Heartbleed headlines continue this week as IT admins scramble for answers no one has. Early reports of stolen personal information -- including 900 social insurance numbers in Canada -- are starting to trickle in.

Indeed, the recent discovery of Heartbleed has thrown information security professionals into a tizzy and we may not have seen the worst of it yet. This could be the zero day bug to end all zero day bugs -- at least until the next one.

Security engineers at Codenomicon who found the bug are reporting that the vulnerability is in the OpenSSL cryptographic software library. The weakness, they said, steals information typically protected by the SSL/TLS encryption used to secure the Internet.

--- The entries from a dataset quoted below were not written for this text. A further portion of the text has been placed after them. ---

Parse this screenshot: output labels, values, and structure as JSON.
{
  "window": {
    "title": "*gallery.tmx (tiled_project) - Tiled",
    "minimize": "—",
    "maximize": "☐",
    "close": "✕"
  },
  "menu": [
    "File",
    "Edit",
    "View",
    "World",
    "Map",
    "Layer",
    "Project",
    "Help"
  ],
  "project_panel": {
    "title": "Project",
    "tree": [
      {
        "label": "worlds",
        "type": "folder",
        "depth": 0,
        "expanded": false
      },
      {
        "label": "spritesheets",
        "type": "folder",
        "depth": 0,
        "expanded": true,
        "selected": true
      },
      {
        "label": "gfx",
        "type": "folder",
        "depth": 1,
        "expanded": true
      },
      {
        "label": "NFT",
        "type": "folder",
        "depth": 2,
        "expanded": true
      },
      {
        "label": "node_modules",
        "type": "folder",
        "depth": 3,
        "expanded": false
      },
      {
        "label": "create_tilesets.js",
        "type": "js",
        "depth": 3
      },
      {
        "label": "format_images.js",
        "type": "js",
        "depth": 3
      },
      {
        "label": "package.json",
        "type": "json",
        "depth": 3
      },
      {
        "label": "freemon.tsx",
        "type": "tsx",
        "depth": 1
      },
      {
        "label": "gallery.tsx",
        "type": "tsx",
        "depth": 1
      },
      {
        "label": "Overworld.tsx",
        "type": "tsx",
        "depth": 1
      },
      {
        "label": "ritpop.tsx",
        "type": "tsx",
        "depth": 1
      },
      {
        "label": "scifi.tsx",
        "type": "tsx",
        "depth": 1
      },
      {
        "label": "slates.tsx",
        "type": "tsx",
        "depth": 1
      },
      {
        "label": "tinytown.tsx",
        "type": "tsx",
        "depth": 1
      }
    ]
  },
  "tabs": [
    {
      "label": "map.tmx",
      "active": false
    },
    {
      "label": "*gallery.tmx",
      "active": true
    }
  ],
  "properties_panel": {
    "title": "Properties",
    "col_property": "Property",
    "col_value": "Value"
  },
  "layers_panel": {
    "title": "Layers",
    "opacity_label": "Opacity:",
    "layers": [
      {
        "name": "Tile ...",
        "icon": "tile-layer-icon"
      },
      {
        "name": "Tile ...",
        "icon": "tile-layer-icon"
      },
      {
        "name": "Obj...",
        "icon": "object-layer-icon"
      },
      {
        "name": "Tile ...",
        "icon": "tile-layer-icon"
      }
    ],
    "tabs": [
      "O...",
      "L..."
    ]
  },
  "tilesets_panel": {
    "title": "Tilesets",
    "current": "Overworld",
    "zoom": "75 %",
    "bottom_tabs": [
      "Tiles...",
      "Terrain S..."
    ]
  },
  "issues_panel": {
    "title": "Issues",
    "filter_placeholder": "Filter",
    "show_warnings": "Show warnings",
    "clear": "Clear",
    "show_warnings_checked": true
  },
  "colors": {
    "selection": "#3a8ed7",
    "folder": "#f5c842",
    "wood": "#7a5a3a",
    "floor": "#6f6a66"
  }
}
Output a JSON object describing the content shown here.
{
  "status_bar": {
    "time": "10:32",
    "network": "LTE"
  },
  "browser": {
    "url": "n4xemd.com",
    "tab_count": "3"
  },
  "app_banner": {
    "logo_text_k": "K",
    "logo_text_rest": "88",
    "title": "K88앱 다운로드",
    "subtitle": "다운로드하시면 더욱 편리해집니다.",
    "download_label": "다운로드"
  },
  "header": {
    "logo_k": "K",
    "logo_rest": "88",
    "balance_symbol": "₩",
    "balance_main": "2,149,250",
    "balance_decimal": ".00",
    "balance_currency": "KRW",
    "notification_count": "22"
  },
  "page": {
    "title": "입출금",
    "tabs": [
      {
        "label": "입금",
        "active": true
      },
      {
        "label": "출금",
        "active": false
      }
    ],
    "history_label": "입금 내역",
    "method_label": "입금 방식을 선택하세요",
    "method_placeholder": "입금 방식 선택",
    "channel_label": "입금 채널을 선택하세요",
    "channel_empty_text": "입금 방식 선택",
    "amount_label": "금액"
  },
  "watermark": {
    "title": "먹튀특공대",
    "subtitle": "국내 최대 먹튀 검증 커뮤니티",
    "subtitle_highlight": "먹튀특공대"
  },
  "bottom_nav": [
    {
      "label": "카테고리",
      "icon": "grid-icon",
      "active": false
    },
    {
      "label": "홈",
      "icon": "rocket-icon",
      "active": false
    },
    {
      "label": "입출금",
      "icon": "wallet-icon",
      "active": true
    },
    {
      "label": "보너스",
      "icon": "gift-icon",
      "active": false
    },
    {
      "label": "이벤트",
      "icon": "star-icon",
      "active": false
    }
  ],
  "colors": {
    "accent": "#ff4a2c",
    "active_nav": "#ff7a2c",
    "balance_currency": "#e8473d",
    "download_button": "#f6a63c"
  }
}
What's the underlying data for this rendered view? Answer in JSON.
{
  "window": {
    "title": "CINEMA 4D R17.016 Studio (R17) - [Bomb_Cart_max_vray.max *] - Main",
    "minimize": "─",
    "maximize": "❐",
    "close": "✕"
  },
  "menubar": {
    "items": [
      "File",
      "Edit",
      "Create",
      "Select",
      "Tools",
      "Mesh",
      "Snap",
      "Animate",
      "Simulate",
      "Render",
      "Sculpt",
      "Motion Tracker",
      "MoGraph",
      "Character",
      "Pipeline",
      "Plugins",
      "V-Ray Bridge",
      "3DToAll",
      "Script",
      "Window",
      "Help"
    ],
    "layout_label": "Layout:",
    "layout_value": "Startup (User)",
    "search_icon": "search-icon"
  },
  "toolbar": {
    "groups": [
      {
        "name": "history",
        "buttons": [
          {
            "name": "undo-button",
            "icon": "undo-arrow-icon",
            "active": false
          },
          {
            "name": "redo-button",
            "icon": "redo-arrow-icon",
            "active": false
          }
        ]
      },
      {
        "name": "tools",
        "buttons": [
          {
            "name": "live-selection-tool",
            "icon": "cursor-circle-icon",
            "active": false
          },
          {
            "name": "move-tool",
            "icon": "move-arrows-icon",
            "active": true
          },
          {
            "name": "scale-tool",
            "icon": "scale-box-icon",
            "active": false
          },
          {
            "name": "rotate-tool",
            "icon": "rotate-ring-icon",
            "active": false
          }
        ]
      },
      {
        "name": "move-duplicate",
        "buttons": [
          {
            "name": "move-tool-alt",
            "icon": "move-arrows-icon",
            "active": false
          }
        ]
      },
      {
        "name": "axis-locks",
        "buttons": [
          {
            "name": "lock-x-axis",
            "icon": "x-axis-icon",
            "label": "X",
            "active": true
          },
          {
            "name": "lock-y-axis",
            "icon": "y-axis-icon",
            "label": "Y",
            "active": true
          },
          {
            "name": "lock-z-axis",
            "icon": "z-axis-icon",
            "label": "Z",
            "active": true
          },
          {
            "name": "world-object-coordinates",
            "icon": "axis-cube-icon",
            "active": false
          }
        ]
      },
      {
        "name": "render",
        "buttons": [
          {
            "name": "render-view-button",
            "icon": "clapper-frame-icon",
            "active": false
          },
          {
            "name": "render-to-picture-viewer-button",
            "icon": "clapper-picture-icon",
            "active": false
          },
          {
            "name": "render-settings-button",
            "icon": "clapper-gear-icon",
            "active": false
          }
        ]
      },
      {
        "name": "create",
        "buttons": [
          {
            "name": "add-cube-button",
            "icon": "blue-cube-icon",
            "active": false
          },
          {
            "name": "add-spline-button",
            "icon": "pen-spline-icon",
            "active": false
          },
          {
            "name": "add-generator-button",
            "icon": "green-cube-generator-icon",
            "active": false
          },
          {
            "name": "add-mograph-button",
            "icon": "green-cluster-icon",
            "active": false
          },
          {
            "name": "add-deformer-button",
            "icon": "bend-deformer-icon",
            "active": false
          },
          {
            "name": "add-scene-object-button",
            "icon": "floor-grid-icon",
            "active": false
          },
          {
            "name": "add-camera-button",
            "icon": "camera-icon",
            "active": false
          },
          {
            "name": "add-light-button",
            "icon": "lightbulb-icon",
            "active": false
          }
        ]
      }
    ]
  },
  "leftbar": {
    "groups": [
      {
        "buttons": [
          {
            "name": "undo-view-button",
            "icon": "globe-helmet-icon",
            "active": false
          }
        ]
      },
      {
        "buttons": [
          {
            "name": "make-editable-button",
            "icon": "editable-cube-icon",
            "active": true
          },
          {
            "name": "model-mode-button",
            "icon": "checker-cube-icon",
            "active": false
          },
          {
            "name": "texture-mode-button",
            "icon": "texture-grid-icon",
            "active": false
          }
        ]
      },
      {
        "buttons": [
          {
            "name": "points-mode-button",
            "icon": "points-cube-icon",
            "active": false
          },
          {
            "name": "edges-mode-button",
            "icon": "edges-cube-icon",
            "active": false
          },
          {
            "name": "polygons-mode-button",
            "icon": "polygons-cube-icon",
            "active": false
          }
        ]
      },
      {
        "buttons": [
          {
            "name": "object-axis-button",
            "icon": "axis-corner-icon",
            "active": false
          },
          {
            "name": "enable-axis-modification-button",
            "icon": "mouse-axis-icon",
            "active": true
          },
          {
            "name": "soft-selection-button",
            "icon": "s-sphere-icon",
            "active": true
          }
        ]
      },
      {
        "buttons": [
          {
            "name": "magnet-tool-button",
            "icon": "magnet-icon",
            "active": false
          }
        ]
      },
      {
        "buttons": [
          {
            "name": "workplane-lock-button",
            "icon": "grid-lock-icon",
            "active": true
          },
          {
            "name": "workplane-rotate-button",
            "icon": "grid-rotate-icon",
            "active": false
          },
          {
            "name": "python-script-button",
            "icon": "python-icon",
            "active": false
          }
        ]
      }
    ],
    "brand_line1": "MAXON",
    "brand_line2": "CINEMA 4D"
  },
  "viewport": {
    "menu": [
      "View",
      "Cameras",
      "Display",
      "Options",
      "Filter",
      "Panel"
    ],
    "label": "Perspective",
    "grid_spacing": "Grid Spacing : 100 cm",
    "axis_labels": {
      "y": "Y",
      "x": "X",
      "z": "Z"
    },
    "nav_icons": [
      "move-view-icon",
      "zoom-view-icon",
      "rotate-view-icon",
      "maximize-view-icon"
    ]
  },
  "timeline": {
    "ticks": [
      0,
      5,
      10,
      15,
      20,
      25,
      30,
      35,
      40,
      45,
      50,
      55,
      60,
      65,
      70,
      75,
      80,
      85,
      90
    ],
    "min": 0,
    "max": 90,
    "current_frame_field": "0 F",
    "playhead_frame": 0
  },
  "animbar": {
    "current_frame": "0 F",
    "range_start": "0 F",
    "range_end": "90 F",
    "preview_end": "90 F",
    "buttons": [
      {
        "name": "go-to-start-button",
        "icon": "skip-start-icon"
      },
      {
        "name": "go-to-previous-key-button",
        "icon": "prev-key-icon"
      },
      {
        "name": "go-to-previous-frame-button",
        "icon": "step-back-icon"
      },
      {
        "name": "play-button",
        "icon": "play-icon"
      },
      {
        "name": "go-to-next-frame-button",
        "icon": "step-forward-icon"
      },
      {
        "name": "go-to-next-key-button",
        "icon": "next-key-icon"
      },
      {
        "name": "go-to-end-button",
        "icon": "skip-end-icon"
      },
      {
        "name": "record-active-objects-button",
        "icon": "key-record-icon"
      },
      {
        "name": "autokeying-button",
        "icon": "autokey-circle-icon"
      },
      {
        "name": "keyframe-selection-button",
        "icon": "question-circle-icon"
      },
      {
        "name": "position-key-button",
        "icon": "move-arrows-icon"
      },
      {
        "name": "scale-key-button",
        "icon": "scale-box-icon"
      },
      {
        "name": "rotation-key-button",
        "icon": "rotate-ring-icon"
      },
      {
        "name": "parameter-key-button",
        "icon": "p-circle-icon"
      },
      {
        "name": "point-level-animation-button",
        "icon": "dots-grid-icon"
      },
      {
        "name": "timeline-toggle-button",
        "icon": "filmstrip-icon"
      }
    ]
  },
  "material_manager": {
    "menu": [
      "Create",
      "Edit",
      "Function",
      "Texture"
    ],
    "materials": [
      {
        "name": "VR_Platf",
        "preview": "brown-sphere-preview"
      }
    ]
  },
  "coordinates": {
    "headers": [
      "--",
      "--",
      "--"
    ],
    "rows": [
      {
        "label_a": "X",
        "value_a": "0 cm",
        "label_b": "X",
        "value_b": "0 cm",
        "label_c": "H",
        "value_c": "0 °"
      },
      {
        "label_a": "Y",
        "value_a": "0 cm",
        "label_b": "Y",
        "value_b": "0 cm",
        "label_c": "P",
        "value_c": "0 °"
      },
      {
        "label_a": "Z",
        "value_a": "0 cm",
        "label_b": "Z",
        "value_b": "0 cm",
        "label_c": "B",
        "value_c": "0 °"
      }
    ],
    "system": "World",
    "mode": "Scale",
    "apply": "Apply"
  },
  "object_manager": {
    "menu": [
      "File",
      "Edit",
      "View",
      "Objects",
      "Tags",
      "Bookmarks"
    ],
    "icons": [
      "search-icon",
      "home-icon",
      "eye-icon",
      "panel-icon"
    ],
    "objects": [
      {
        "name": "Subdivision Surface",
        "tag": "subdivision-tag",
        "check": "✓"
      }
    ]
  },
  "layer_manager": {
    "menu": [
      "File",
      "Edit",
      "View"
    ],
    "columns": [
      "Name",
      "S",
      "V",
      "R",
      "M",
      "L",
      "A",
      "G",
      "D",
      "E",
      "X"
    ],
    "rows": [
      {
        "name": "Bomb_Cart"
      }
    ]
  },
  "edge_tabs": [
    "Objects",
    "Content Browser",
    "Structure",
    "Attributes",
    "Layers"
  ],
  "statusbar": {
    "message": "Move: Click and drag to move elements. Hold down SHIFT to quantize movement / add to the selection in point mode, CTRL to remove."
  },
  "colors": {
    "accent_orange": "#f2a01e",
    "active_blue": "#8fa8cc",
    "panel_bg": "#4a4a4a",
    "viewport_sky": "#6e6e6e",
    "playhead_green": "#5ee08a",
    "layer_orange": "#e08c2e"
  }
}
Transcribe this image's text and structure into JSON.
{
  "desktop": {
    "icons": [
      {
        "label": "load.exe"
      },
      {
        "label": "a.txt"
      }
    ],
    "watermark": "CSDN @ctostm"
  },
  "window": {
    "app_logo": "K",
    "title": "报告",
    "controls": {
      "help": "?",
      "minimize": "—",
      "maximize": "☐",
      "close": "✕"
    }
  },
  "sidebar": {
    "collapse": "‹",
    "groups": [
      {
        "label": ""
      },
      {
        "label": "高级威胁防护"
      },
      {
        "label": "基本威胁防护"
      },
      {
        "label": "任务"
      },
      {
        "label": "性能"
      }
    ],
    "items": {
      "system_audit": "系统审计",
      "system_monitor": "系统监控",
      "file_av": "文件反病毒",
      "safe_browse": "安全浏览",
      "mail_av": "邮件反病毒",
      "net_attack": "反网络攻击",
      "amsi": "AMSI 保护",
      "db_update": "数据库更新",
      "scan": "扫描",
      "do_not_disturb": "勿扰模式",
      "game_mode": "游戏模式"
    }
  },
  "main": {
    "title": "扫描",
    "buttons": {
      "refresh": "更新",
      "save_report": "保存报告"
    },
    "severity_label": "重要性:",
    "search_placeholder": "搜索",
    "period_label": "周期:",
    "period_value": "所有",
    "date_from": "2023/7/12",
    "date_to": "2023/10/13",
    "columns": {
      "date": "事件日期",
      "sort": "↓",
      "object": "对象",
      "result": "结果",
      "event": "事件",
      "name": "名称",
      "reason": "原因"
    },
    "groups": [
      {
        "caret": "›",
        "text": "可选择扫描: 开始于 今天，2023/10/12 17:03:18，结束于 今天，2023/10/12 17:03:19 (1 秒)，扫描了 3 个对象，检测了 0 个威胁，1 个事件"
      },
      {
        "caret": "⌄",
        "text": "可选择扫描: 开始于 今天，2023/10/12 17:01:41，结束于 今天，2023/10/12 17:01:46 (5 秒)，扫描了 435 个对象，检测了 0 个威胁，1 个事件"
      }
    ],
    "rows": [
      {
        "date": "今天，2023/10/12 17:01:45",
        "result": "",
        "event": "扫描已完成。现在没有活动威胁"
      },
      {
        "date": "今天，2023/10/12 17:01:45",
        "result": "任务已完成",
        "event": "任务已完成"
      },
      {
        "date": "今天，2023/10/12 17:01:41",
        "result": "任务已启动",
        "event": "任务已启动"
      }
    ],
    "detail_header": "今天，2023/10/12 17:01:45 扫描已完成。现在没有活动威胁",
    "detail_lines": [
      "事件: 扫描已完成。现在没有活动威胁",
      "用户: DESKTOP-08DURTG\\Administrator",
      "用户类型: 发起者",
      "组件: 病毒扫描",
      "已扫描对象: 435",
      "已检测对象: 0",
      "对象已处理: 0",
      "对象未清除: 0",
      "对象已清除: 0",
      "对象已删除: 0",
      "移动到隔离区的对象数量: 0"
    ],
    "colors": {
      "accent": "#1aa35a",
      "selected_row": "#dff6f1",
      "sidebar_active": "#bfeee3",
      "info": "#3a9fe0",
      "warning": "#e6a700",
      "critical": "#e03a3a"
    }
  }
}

Current reports suggest up to 60 percent of Web servers could be impacted.

The Canada Revenue Agency said the data was stolen from its systems, which were left vulnerable by the Heartbleed bug, according to reports. The agency said it blocked public access to its online services for several days last week until it addressed the security risk, but despite that measure, a data breach occurred over a six-hour period.

Miles To Go

We caught up with Mark Gazit, CEO of ThetaRay and one of Israel’s sharpest cybersecurity professionals, to get his take on the issue. He told us experts are still looking for ways to patch Heartbleed before malicious actors heavily exploit it. Some advisories are telling organizations to “assume the worst has already happened,” preparing teams to move to detection and post-breach response plans, he noted.

“The immediate thought on everyone’s mind is that when there is a bug, there is a patch, and the first thing to do is apply it to stop the bleeding,” Gazit said. “Although this may appear to be a solution and a way of allaying the panic, applying patches to the many vulnerable platforms can take at least six to 12 months. Months will pass before vulnerable vendors, and all levels of end users, return to safe OpenSSL-dependent activity.”

Patching may help, but Gazit is convinced that Heartbleed will live on well beyond the patch applications because the bug is so-far reaching into internal networks, server communications, and products that were already shipped out to end users. As he sees it, completely fixing the issue will take a very long time. Meanwhile, he said, malicious actors are actively looking for ways to exploit the flaw.

What About Two-Factor Authentication?

There’s been plenty of talk about changing passwords. The general consensus is passwords should not be changed until after the servers are patched or they could be compromised again.

“As for two-factor authentication, for those organizations that use it for VPN access and secure activities on their online accounts and infrastructure, it can help to an extent,” Gazit said. “The issue is that when Web servers themselves are very possibly compromised by unauthorized parties, the authentication using that second factor will also be eavesdropped on, and can be intercepted in a man-in-the-middle fashion. Two-factor authentication will offer more security only once the flaw is patched and the certainty that resources are secured is restored.”

The bottom line: Organizations that know they have been affected must thoroughly examine their internal infrastructure and initiate incident response to ensure that security is fully restored, Gazit said. He called it a classic case where perimeter defenses, firewalls and others defenses are all layers that offer some security, but are unable to detect the unknown and unexpected.

“Organizations need to be able to detect attackers and issues well after they have made it through their gates, find them, and stop them before damage can occur,” Gazit said. “The only way to achieve such a laser-precision level of detection is through the use of hyper-dimensional big data analytics, deploying it as part of the very core of the defense mechanisms.”